Gas turbines enclosures entail a high number of auxiliary systems which must be preserved from heat, ensuring therefore the long term operation of the internal instrumentation and of the data acquisition system. A dedicated ventilation system is designed to keep the enclosure environment sufficiently cool and dilute any gas coming from potential internal leakage to limiting explosion risks. These systems are equipped with axial fans, usually fed with air coming from the filter house which provides air to the gas turbine combustion system, through dedicated filters. The axial fans are embedded in a ducting system which discharges fresh air inside the enclosure where the gas turbine is housed. As the operations of the gas turbine need to be guaranteed in the event of fan failure, a backup redundant system is located in a duct parallel to the main one. One of the main requirements of a ventilation fan is the reliability over the years as the gas turbine can be installed in remote areas or unmanned offshore platforms with limited accessibility for unplanned maintenance.
For such reasons, the robustness of the ventilation system and a proper understanding of coupling phenomena with the axial fan is a key aspect to be addressed when designing a gas-turbine system.

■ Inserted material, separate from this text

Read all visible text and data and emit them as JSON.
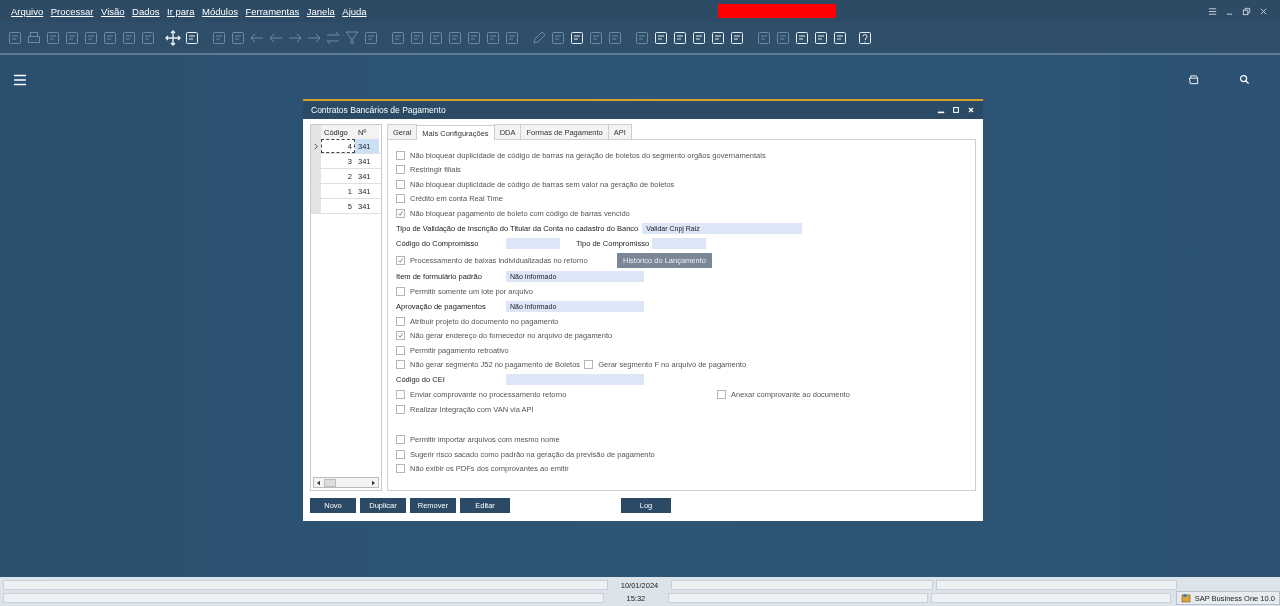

Here a numerical study of a ventilation system carried out with RANS and LES based methodologies will be presented where the presence of the fan is synthetized by means of static pressure discontinuity. Different operations of the fans are investigated by means of RANS in order to compare the different operating points, corresponding to 1) clean and 2) dirty filters operations, 3) minimum and 4) maximum pressure at the discharge section. Large Eddy Simulations of the same duct were carried out in the maximum loading condition for the fan to investigate the unsteady response of the system and validate its correct arrangement.

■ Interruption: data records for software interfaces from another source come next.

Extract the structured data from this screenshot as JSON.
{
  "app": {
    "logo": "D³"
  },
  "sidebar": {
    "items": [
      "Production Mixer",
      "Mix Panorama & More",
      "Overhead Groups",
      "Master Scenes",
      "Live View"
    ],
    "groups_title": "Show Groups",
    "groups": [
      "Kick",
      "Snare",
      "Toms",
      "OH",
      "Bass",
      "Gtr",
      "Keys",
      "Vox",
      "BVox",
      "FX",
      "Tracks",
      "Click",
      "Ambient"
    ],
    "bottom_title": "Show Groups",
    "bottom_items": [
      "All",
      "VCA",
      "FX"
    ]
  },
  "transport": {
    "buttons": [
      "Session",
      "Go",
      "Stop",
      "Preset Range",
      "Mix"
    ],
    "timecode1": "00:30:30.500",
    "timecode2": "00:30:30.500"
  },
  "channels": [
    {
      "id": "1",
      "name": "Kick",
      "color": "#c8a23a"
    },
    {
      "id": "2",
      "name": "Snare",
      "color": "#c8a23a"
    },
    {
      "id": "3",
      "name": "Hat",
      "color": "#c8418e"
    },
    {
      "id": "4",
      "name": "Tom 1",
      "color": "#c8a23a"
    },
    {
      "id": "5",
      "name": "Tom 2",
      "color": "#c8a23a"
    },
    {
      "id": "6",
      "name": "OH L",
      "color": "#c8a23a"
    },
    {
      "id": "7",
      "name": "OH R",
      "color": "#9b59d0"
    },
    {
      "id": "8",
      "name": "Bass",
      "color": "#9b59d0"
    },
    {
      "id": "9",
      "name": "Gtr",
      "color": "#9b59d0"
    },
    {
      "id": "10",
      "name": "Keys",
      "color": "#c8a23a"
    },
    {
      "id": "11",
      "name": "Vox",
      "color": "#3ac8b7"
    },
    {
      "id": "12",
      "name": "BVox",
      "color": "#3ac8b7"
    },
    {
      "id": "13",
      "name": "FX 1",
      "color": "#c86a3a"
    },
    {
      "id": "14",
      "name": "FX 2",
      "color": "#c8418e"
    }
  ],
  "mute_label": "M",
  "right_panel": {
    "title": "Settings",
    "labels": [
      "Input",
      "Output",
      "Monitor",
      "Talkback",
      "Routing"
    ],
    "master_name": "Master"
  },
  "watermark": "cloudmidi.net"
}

All the simulations were carried out using OpenFOAM, a finite volume open source code for CFD analysis, treating the filters as a porous medium and the fan as a static pressure discontinuity according to the manufacturer’s characteristic curve. RANS modelling was based on the cubic k-ε model of Lien et al. while sub-grid scale modelling in LES was based on the 1 equation model of Davidson.

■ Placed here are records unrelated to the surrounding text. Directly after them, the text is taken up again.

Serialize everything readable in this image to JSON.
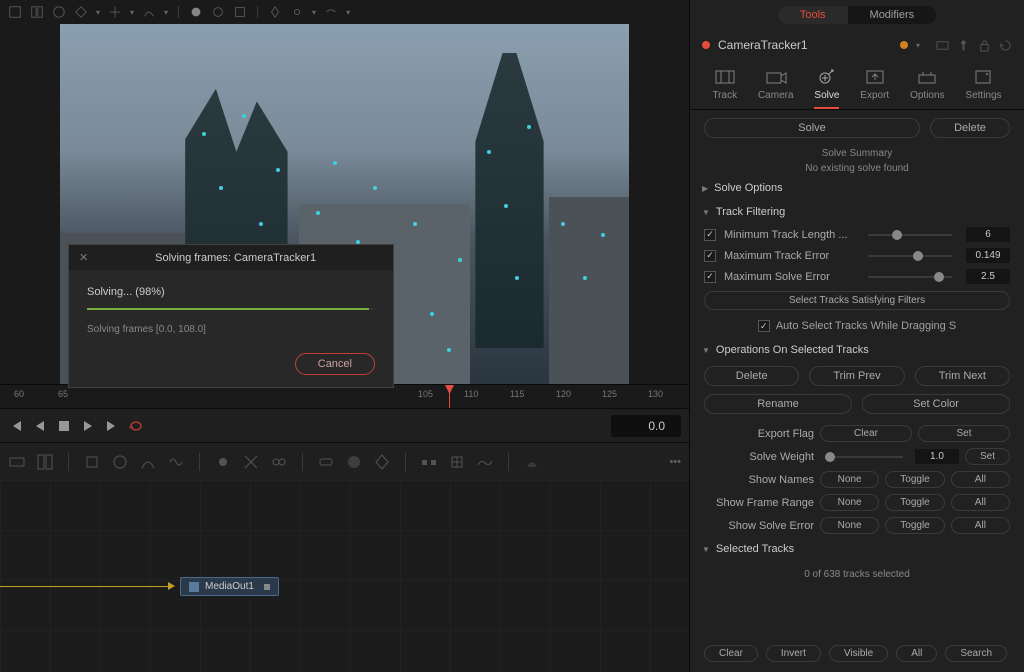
{
  "panel_tabs": {
    "tools": "Tools",
    "modifiers": "Modifiers"
  },
  "node_name": "CameraTracker1",
  "categories": {
    "track": "Track",
    "camera": "Camera",
    "solve": "Solve",
    "export": "Export",
    "options": "Options",
    "settings": "Settings"
  },
  "solve_actions": {
    "solve": "Solve",
    "delete": "Delete"
  },
  "summary": {
    "title": "Solve Summary",
    "status": "No existing solve found"
  },
  "sections": {
    "solve_options": "Solve Options",
    "track_filtering": "Track Filtering",
    "operations": "Operations On Selected Tracks",
    "selected_tracks": "Selected Tracks"
  },
  "filters": {
    "min_length": {
      "label": "Minimum Track Length ...",
      "value": "6"
    },
    "max_track_err": {
      "label": "Maximum Track Error",
      "value": "0.149"
    },
    "max_solve_err": {
      "label": "Maximum Solve Error",
      "value": "2.5"
    },
    "satisfy_btn": "Select Tracks Satisfying Filters",
    "auto_select": "Auto Select Tracks While Dragging S"
  },
  "ops": {
    "delete": "Delete",
    "trim_prev": "Trim Prev",
    "trim_next": "Trim Next",
    "rename": "Rename",
    "set_color": "Set Color",
    "export_flag": "Export Flag",
    "clear": "Clear",
    "set": "Set",
    "solve_weight": "Solve Weight",
    "weight_val": "1.0",
    "show_names": "Show Names",
    "show_frame": "Show Frame Range",
    "show_solve_err": "Show Solve Error",
    "none": "None",
    "toggle": "Toggle",
    "all": "All"
  },
  "selected_status": "0 of 638 tracks selected",
  "bottom": {
    "clear": "Clear",
    "invert": "Invert",
    "visible": "Visible",
    "all": "All",
    "search": "Search"
  },
  "modal": {
    "title": "Solving frames: CameraTracker1",
    "status": "Solving... (98%)",
    "sub": "Solving frames [0.0, 108.0]",
    "cancel": "Cancel"
  },
  "transport": {
    "frame": "0.0"
  },
  "ruler": [
    "60",
    "65",
    "105",
    "110",
    "115",
    "120",
    "125",
    "130"
  ],
  "node_out": "MediaOut1"
}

Computations highlighted that the ventilation system was able to work in similarity for flow rates between 15 m3/s and 23.2 m3/s and that the flow conditions onto the fan suggest that the aerodynamic stress on the device could be reduced introducing in the duct flow straighteners or inlet guided vanes.